I used to get all tense and sore when someone would say that I only made clothes for thin people. But if people aren’t seeing themselves in the work and they’re not seeing somebody that looks like them, then how are they supposed to know? It’s creating this queer Indigenous lexicon, this group of work and knowledges—and this includes every artistic medium—that future queer Indigenous people can look to as a roadmap that can fortify them in some way. Our generation has very few queer Indigenous ancestors, for many reasons. Now there’s so many of us, and we’re all reaching a certain amount of acclaim, and our work is being held up to where it needs to be, so I think that’s not going to be the case for “those who have yet to come,” to borrow from Maya Angelou.
JJ: It’s almost as if [laughs] caretaking in itself is decolonial! Gasp!
ED: [laughs] Yeah. Caretaking is my decolonial practice, to get into my full academic-ness.
JJ: Can you tell me about your newest collection, HIRAETH?
ED: When I started developing that collection I wanted it to be about the joy that I feel about where I come from, the joy of being in community, and the joy in my work. But then, as I tried to be like “Oh no, that’s too nostalgic, that has too much of a bitter taste to it, that’s too real,” I realized that I can’t sanitize my work so that it’s easier for people to consume.
I don’t want to play to anyone’s guilt just to sell clothes, you know? Obviously, my business needs to make money for it to sustain itself. But I’m not willing to shave down the truth to get to where I need to be. There’s a reason I am where I am, and I think that I’m not doing anybody any favours if I’m sitting here giving some rose-coloured-glasses version of my history and my people’s history, and how this country became a country.
Then, I come upon the word “hiraeth.” Hiraeth kind of encapsulates everything that I’m saying with this collection right now. It’s this deep longing for home, a place that maybe never even existed.
But even when trying to sit in that joy and the happiness—there’s a reason why my people are so keen for a kitchen party, for a little bit of uninhibited joy and gathering and community. That’s what they did to survive. They created their own language, they created their own ways of dance, they created their own music. They created an existence. They thrived in their survival. And I can’t talk about the good things without remembering what was lost or what was sacrificed for me to be sitting here doing this interview.
After every collection, you always learn a little something new about how you want to move forward. To tell the truth, it’s not always going to be sunshine, lollipops, and rainbows. That might be something that would prevent somebody from buying my clothes, but if my clothes and what I say with my clothes makes you uncomfortable then maybe you shouldn’t be buying them or wearing them because you don’t really believe in or agree with what I have to say.

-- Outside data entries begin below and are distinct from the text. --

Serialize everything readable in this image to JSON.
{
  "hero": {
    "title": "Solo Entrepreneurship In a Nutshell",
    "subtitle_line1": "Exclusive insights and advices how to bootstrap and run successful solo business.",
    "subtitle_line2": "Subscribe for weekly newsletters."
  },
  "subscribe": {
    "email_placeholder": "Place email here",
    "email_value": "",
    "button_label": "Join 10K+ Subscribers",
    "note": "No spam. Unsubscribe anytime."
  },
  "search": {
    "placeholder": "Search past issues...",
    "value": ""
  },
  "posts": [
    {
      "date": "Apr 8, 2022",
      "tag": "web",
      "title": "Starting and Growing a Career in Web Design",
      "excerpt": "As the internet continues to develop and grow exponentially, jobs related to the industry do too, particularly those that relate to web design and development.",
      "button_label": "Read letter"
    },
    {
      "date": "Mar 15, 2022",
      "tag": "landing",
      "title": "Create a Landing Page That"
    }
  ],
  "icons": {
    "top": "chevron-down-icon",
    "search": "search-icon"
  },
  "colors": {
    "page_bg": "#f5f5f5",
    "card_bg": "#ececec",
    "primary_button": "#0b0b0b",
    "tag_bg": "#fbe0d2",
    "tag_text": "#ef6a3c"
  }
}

A friend of mine said hiraeth was like a combination of everything I’ve done. It was like all of the threads came together. I think it was a true representation of where I am right now, and that’s all that we can ask for. Because before, I was kind of doing that thing that mainstream fashion industry was doing to me. They were keeping me in two different categories. I’m not these two seperate things. I’m all of it, at once.